When you started writing, you probably were interested only in writing for yourself. You were keeping a journal, writing a story for fun or jotting down your life story. Now that you want to share your writing—you are writing to be read—you need to start thinking of your audience.
This concept seems like a no-brainer. Of course, you are writing your short stories and articles to be read. Certainly, you are preparing your book for a particular audience. But is this your primary focus as you write and edit your book?
• Is your message clear?
• Are your sentences succinct and understandable?
• Does your storyline make sense?
• Are you addressing the concerns and desires of your audience?
I sometimes suggest to clients and students that they write so that someone from Mars can understand it.
If it is a how-to article or book, clarity is imperative. It’s not always easy to write instructions, for example. Keep in mind that just because you know what you’re talking about and your words make perfect sense to you, doesn’t necessarily mean that your audience will understand. That’s why I suggest that freelance writers and authors keep their audience in mind while they are writing and especially during the editing process. This is one excellent reason why it is important to have another set of eyes (preferably eyes that are well-trained in editing) to read your manuscript before publication. He or she will be able to point out any problem areas: muddy writing, confusing dialog, inconsistencies and so forth.
One manuscript I edited started out with a main character named Karen. About three-quarters of the way through, the name changed to Kelly. Ooops. And the author hadn’t even noticed. Well, she knew that she changed the name, but thought she had made all of the necessary changes. I’ve read published books where the author made changes in the name of the city or a dog, for example, and didn’t make all of the changes throughout.
Another author decided to eliminate almost all references in long sections of dialog to show who was speaking. Not only was there no indication of who was speaking, she didn’t even stay true to her characters styles of talking. As an editor, I was thoroughly confused. Just imagine how her readers would react to this.
Some of my nonfiction authors love to throw around pet titles/phrases and acronyms without explanation. Some authors assume that the reader is par with them in understanding the subject matter, so they attempt to communicate in innuendoes and hints. I tell these authors, this is no way to inform and teach your readers.
Probably where I see the largest measure of error in communication is in the book proposal and even the query letter. If an author is also a reader and is writing with the reader in mind, he or she will usually learn what it takes in order to capture the interest, attention and comprehension of a reader. Few authors, however, really understand what it takes to communicate with a publisher or an agent.
When you write your query letter or book proposal, imagine throughout that you are communicating directly to the publisher. Address his concerns, respond to his burning questions, give him every reason to be interested in your project.
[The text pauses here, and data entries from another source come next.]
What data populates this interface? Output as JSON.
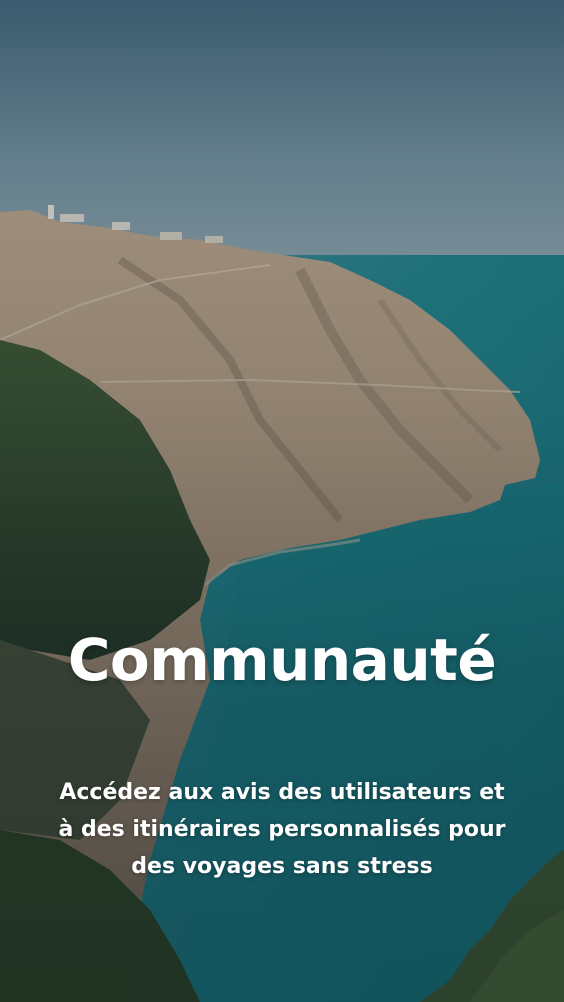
{
  "screen": {
    "title": "Communauté",
    "subtitle": "Accédez aux avis des utilisateurs et à des itinéraires personnalisés pour des voyages sans stress"
  },
  "background": {
    "image_subject": "coastal-cliff-landscape",
    "colors": {
      "sky_top": "#3f6277",
      "sky_horizon": "#8aa1ab",
      "sea": "#1f7f87",
      "cliff": "#a48f78",
      "vegetation": "#2f4a2e"
    }
  }
}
How? By getting into his head. What does he want to know? What does he care about?
I can tell you that most publishers do not care one iota that you, “New Writer,” have penned a children’s book or a historical novel or another how-to/self-help book for women. This is of no interest to him. He especially doesn’t care that your friends think this book is marvelous or even that it won an award from you local, Snakepit County library. No!
He cares only about his bottom line. He wants to know whether your book is a worthwhile, valid project and if it can make his company some money. This is the mindset you must address throughout the process of writing your book proposal. He doesn’t want fluff. He wants facts. He doesn’t want a weak overview, he wants a strong synopsis that makes a case for the validity and salability of this book. He doesn’t want your brother’s opinion of the book, he wants a strong market analysis that demonstrates how your book compares to others that have done well in the marketplace. He wants to know that you have a platform (a following, a way of attracting readers) and that you will aggressively promote this book
Don’t tell the publisher that you will be available to do book signings and so forth. Say that you will get out there and make promotion happen. Don’t let him see you as a meek author who just wants to sit in her cubbyhole and write. Create a picture in his mind of an energetic marketing-savvy author with lots of creative promotional ideas and the ability and willingness to follow through.
Do you see why I harp at my readers, clients and students to keep the reader in mind every step of the way no matter their audience? Think about it, when you write a personal letter, you have the recipient in mind the entire time. This is as it should be when you are writing a book (fiction or nonfiction) and when you are writing your book proposal. Envision your target audience (be it young adult readers, women, children or publishers) and write for that individual.
For more on how to write, publish and sell your book, including a section on self-editing, read my book, The Right Way to Write, Publish and Sell Your Book.